After months of waiting and wishing, our first lamb was born on June 1st. Jared and I arrived at the pasture to find Isolde's lamb had just been born, still sticky, active, and BEAUTIFUL! It's most exciting that our first lamb is a ewe, weighing in at 6 lbs., named Ylfa- meaning "she wolf" in Icelandic. She is quite wooly looking and growing like crazy. It feels like she's almost doubled her weight in 5 days! 

Motherly love
Isolde and Ylfa
Clover, taking a moment after all the excitement!
Just born...

4 days old!
Tyr, Ylfa's father, seemed unaffected at the announcement of his daughter's arrival. 

We still have some pregnant ewes, so there are at least four more lambs to come! 

How much longer will it be for Isa? 

All of the chicks that hatched in late March/early April are pretty grown up. We will be tractoring them in the ewe's pasture once we get a couple of tractors/portable hen houses built. In the meantime, we'll be moving the smallest juvenile chickens over to the pasture to begin their role in our pasture management plan, in a temporary portable coop/tractor. Once we know for sure who is a pullet and who is a cockerel, we'll separate any little boys we're not going to keep for breeding and raise them for butchering in the Fall. 

A Wheaton, Copper Maran, Blue Wheaton, and Buff Orpington  
Splash Orpington cockerel, Mr. Silver
A supposed Blue Laced Red Wyandotte, Betty
Orpington/Maran cross, Ms. Smokey
Ameraucana babies
I'm heading to Monroe today to pick up more hatching eggs- Lavender and Black Orpington and Blue Laced Red Wyandotte- for our two broody hens.

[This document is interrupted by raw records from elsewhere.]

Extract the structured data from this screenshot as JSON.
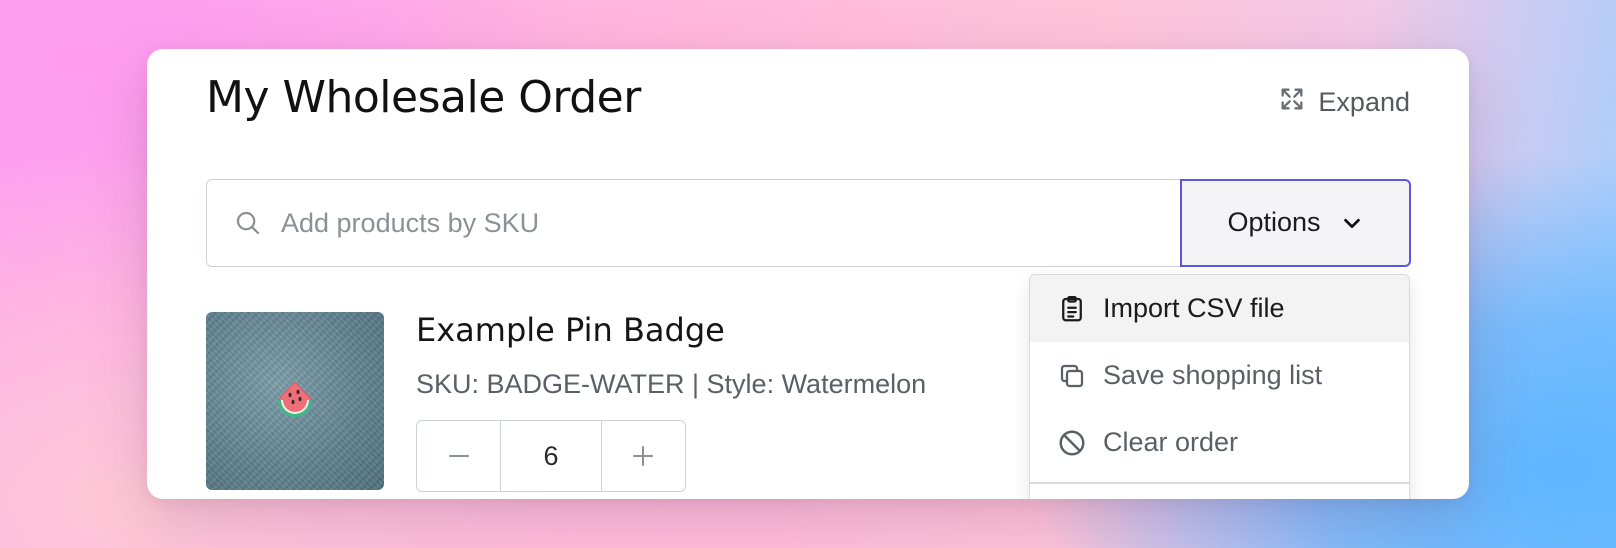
{
  "header": {
    "title": "My Wholesale Order",
    "expand_label": "Expand"
  },
  "search": {
    "placeholder": "Add products by SKU",
    "value": ""
  },
  "options_button": {
    "label": "Options"
  },
  "options_menu": {
    "items": [
      {
        "label": "Import CSV file",
        "icon": "clipboard-icon",
        "highlighted": true
      },
      {
        "label": "Save shopping list",
        "icon": "copy-icon",
        "highlighted": false
      },
      {
        "label": "Clear order",
        "icon": "block-icon",
        "highlighted": false
      }
    ]
  },
  "product": {
    "name": "Example Pin Badge",
    "meta": "SKU: BADGE-WATER | Style: Watermelon",
    "quantity": "6",
    "image_icon": "watermelon-badge"
  },
  "colors": {
    "accent": "#5c55e8",
    "text_primary": "#111111",
    "text_secondary": "#5b6066"
  }
}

Because of our large chicken population at the moment, they'll be brooding on the back porch in pet carriers to keep things as organized as possible.

I've put in an application for our farm to participate in the 2011 Seattle Tilth Chicken Coop and Urban Farm Tour on Saturday, July 9th. Once we get the thumbs up, I'll be inviting all our friends down for a day on the farm. 

Enjoy Spring, now that's finally here!